The central premise of the movie can be (and has been) applied to many different fields. Today it’s going to serve as our guide to growing the Agile marketing mindset.
This one scene from the movie teaches us the most important thing about shifting perspective:
We all know what happens here. Morpheus jumps over the gap like it’s no biggie, while Neo lands face down on the pavement.
Why is that?
It’s Morpheus’s mindset, his belief, that allows him to do what’s still impossible for Neo.
The secret to Morpheus’ abilities are laid out in that one scene, specifically in one line.
What Morpheus says is the blueprint to changing your Agile marketing mindset:
“You have to let it all go Neo. Fear, doubt and disbelief. Free your mind.”
Agile Marketing is a Mindset Not a Methodology
When we go out to a customer and present Agile marketing, we’re not only asking them to adopt a new set of practices (although that’s part of what’s needed).
We’re not just looking for new ways of doing things (though that quest needs to happen).
We’re asking them to embrace a new mindset.
In our Agile Marketing Fundamentals course, one of the things we focus on very early is the Agile mindset. There is a reason for choosing this particular order. In order to truly get the benefits of Agile, marketers not only have to “do Agile” they have to “be Agile”. That’s all about your mindset.
It can be easy to jump straight to the “Doing Agile” end of the spectrum, adopting daily standups and throwing sticky notes up on a wall.

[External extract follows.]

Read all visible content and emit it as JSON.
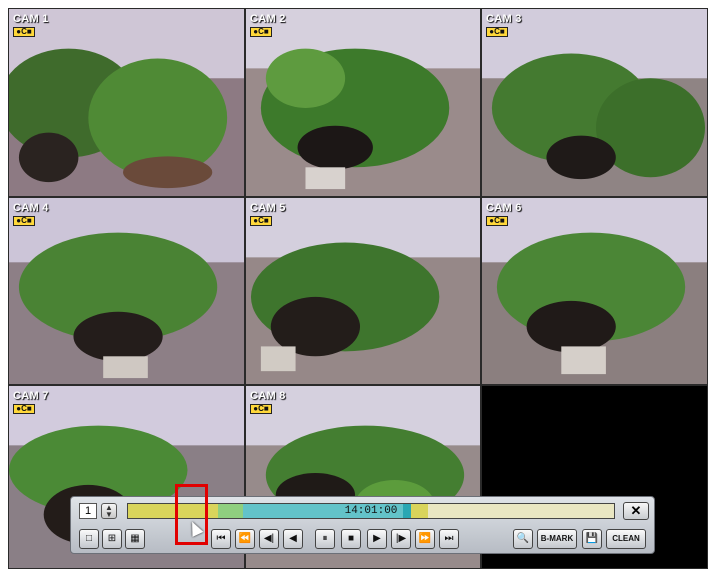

But if you don’t start by changing your mindset you’re likely to end up face down on the pavement like Neo.
The Agile Onion
If you were thinking Agile marketing is simply a set of different methodologies for getting marketing done, then you’re only very partially right.

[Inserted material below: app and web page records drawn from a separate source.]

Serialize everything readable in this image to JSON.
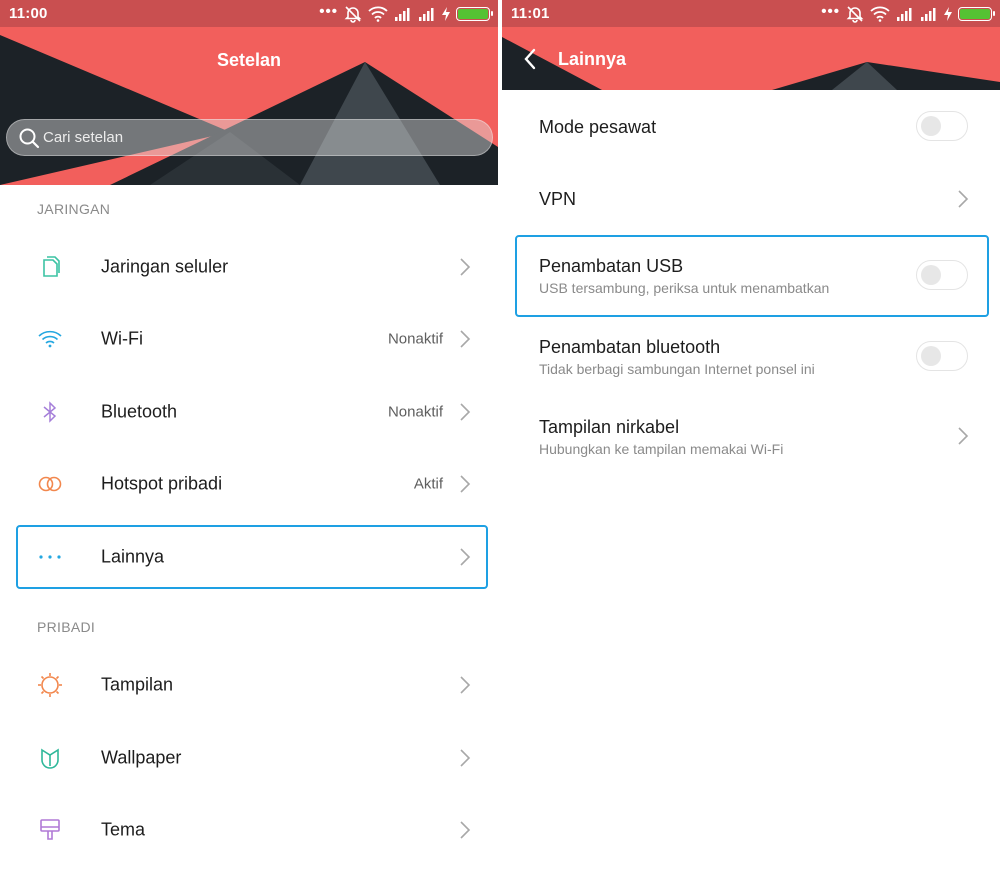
{
  "left": {
    "status": {
      "time": "11:00"
    },
    "header": {
      "title": "Setelan"
    },
    "search": {
      "placeholder": "Cari setelan"
    },
    "sections": [
      {
        "label": "JARINGAN",
        "items": [
          {
            "icon": "sim-card-icon",
            "label": "Jaringan seluler",
            "value": ""
          },
          {
            "icon": "wifi-icon",
            "label": "Wi-Fi",
            "value": "Nonaktif"
          },
          {
            "icon": "bluetooth-icon",
            "label": "Bluetooth",
            "value": "Nonaktif"
          },
          {
            "icon": "hotspot-icon",
            "label": "Hotspot pribadi",
            "value": "Aktif"
          },
          {
            "icon": "more-dots-icon",
            "label": "Lainnya",
            "value": "",
            "highlighted": true
          }
        ]
      },
      {
        "label": "PRIBADI",
        "items": [
          {
            "icon": "display-icon",
            "label": "Tampilan",
            "value": ""
          },
          {
            "icon": "wallpaper-icon",
            "label": "Wallpaper",
            "value": ""
          },
          {
            "icon": "theme-brush-icon",
            "label": "Tema",
            "value": ""
          }
        ]
      }
    ]
  },
  "right": {
    "status": {
      "time": "11:01"
    },
    "header": {
      "title": "Lainnya"
    },
    "items": [
      {
        "title": "Mode pesawat",
        "subtitle": "",
        "control": "toggle",
        "on": false
      },
      {
        "title": "VPN",
        "subtitle": "",
        "control": "chevron"
      },
      {
        "title": "Penambatan USB",
        "subtitle": "USB tersambung, periksa untuk menambatkan",
        "control": "toggle",
        "on": false,
        "highlighted": true
      },
      {
        "title": "Penambatan bluetooth",
        "subtitle": "Tidak berbagi sambungan Internet ponsel ini",
        "control": "toggle",
        "on": false
      },
      {
        "title": "Tampilan nirkabel",
        "subtitle": "Hubungkan ke tampilan memakai Wi-Fi",
        "control": "chevron"
      }
    ]
  },
  "colors": {
    "header_red": "#f25f5c",
    "status_red": "#c94f50",
    "highlight_blue": "#1ea0e3",
    "battery_green": "#55c233"
  }
}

That viewpoint fits well into a subset of the “practices” part of the famous Agile Onion metaphor, but Agile marketing is a whole lot more than that.
The larger the onion circle, the more powerful but less obvious it is.

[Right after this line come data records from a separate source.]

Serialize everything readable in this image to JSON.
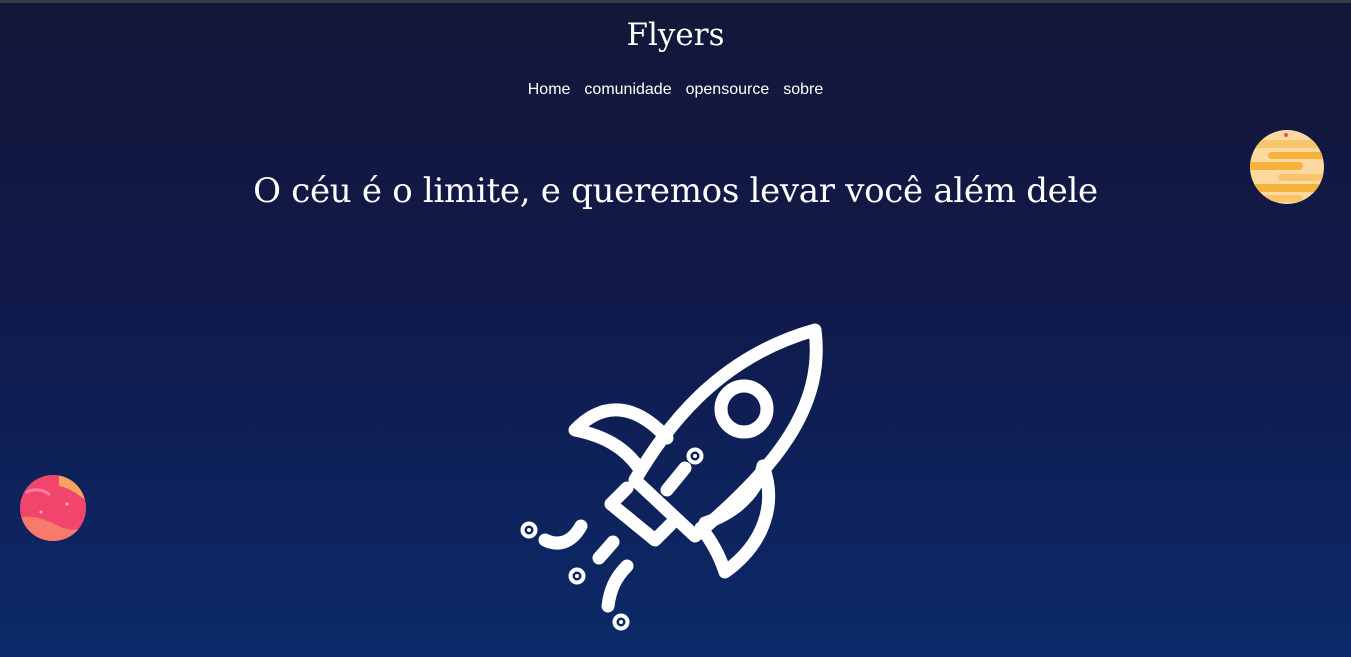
{
  "header": {
    "brand": "Flyers",
    "nav": [
      {
        "label": "Home"
      },
      {
        "label": "comunidade"
      },
      {
        "label": "opensource"
      },
      {
        "label": "sobre"
      }
    ]
  },
  "hero": {
    "headline": "O céu é o limite, e queremos levar você além dele",
    "illustration": "rocket-icon"
  },
  "decorations": {
    "planet_right": "yellow-planet-icon",
    "planet_left": "pink-planet-icon"
  },
  "colors": {
    "background_top": "#131838",
    "background_bottom": "#0c2a6a",
    "text": "#ffffff",
    "planet_yellow": "#f6b33c",
    "planet_pink": "#f2456e"
  }
}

That’s not to say that the smaller circles don’t add value, but they won’t add as much value as you had hoped. Or perhaps they’ll deliver value early, but they won’t stick.
To earn lasting agility and all the benefits that come with it, you must achieve the cultural changes in the organization that come with changing the mindset.
And this means that the entire marketing team must change their mindset.
Visibility and Power in an Agile System
The “Tools” that make up the circle in the bottom are really easy to see.
You can easily see big boards with post-its or Trello boards.
However, when they are applied on their own, the impact of tools is limited.
One level up we find “Practices,” which might include: Scrum, Kanban, story writing, prioritizing etc. These practices might be easy to understand, but they’re really hard to make stick and get any real value out of without a more substantial change supporting them.
Ever see a marketing team that was supposedly Agile doing all the meetings, using Trello, and trying really hard but not getting any value to customers? Chances are the team, and/or the organization, is missing the more important circles of the onion.
“Principles” are harder to see, but they encompass many of the practices and processes. Agile principles include things like, “We complete all the work we start in a sprint." They also might include, “Our highest priority is to produce customer-focused marketing every two weeks.”
Having these values underpinning the more visible parts of the onion allows the team and organization to optimize agility around their principles, rather than just trying to go faster all the time.
"Being Agile" is Different than "Doing Agile"
“Values” are even more important and even more intangible.
We know from “The Five Dysfunctions of a Team” that the first starting block for any high performing team is trust. If trust isn’t encouraged through respect and courage to speak out (which are all values) then high performance is going to be an unattainable concept.
Finally, the hardest for all to see, is the “Mindset.” The agile mindset seems to be a mythical abstract quality that is hard to define and often glossed over in Agile discussions.
Yet it’s the most powerful ring in the Agile Onion.
Mindset is where “being Agile” comes from, rather than “doing agile,” which is the domain of the inner rings of the onion.
Some people have the Agile mindset naturally. Most children probably do; just watch them build something and be totally OK when it falls down.
Sometimes, just like the Zen state, the Agile mindset is obtained not by learning, but by unlearning all those layers of command and control, management theory, and project management skills.
Go Forth and BE Agile
At the end of the day, that’s what Agile marketing really is.
It’s the fundamental switch of marketing’s culture from one kind to another.
That means we have to change what’s in marketers’ heads; we can’t just put new tools in their hands.
Real agility changes the way we think and interact.
So how do we help marketers free their mind? How do we help them change from a fixed mindset to an Agile marketing mindset?
This is where Dr. Robert Kegan’s Theory of Adult Development comes in.
In Part 2 we’ll explore How to Transition from Fixed to Agile Marketing Mindset Using Kegan's Adult Development Model.